These findings of fact are amply supported by the record.  The employer’s supervisor testified that relator had not called in during any of the days he was scheduled to work and that relator had not produced the doctors’ notes when he was asked to do so.  Although relator disputed this testimony, the SURJ found the employer’s testimony to be more credible than relator’s testimony on these issues.  And when the record contains conflicting testimony, “this court must defer to the [senior unemployment review judge’s] ability to weigh the evidence; we may not weigh that evidence on review.” Whitehead v. Moonlight Nursing Care, Inc., 529 N.W.2d 350, 352 (Minn.
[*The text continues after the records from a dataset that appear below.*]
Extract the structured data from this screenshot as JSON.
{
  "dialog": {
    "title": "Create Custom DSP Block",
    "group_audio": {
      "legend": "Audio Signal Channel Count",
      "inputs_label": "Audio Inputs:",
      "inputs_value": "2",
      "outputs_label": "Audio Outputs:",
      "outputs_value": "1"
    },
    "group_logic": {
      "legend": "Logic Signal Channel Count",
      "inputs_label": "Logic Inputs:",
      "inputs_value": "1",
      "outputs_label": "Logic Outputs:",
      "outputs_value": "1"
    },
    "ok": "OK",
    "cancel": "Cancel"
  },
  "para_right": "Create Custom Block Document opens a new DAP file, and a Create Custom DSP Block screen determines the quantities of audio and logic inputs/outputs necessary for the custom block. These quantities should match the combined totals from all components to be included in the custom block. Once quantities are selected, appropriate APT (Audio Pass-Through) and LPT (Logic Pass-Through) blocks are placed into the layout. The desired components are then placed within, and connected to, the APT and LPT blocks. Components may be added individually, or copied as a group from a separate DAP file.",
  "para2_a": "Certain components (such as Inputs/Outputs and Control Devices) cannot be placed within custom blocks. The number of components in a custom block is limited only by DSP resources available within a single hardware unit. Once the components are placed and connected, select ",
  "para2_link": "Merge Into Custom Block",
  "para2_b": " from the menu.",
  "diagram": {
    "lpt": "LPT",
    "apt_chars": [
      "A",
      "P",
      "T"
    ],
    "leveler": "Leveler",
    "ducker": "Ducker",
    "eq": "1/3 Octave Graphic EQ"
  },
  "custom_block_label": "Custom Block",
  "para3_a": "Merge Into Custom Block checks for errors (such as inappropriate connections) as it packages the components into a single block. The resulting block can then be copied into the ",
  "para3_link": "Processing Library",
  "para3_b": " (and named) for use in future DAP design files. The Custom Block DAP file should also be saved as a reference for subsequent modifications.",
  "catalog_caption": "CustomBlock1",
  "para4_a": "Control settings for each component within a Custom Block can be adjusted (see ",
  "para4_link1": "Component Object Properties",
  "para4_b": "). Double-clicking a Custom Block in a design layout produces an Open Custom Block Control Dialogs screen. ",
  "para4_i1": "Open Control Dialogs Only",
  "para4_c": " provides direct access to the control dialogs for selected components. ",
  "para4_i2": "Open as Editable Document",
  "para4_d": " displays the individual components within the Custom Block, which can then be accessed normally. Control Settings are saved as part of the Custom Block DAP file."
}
App. 1995).

Here, the record supports the SURJ’s determination.  Importantly, the SURJ’s determination of misconduct is not based merely on relator’s absences due to illness.  Rather, the decision focused on relator’s responsibility to provide proper notice and on the employer’s reasonable expectations regarding compliance with its attendance call-in policy.

            We conclude that the record supports the determination of the SURJ that relator was discharged for misconduct and was therefore disqualified from receiving unemployment benefits.


[1] The legislature recently substituted the term “senior unemployment review judge” for the representative of the commissioner.  2004 Minn. Laws ch. 183, § 71.

[2] The revisor’s office inadvertently substituted the term “ineligible for” for the term “disqualified from” in Minn. Stat. § 268.095, subds. 1, 4, 7, 8(a) (Supp. 2003).  See Minn. Stat. § 268.095, subds. 1, 4, 7, 8(a) (2002) (using term “disqualified from”); 2003 Minn. Laws 1st Spec. Sess. ch. 3, art. 2, § 11 (making other changes to Minn. Stat. § 268.095, subd. 1, but retaining term “disqualified from”); 2003 Minn. Laws 1st Spec. Sess. ch. 3, art. 2, § 20(j), (k) (directing revisor to change the term “disqualified from” to “ineligible for” only in Minn. Stat. § 268.095, subd. 12, and then to renumber to Minn. Stat. § 268.085, subd. 13b).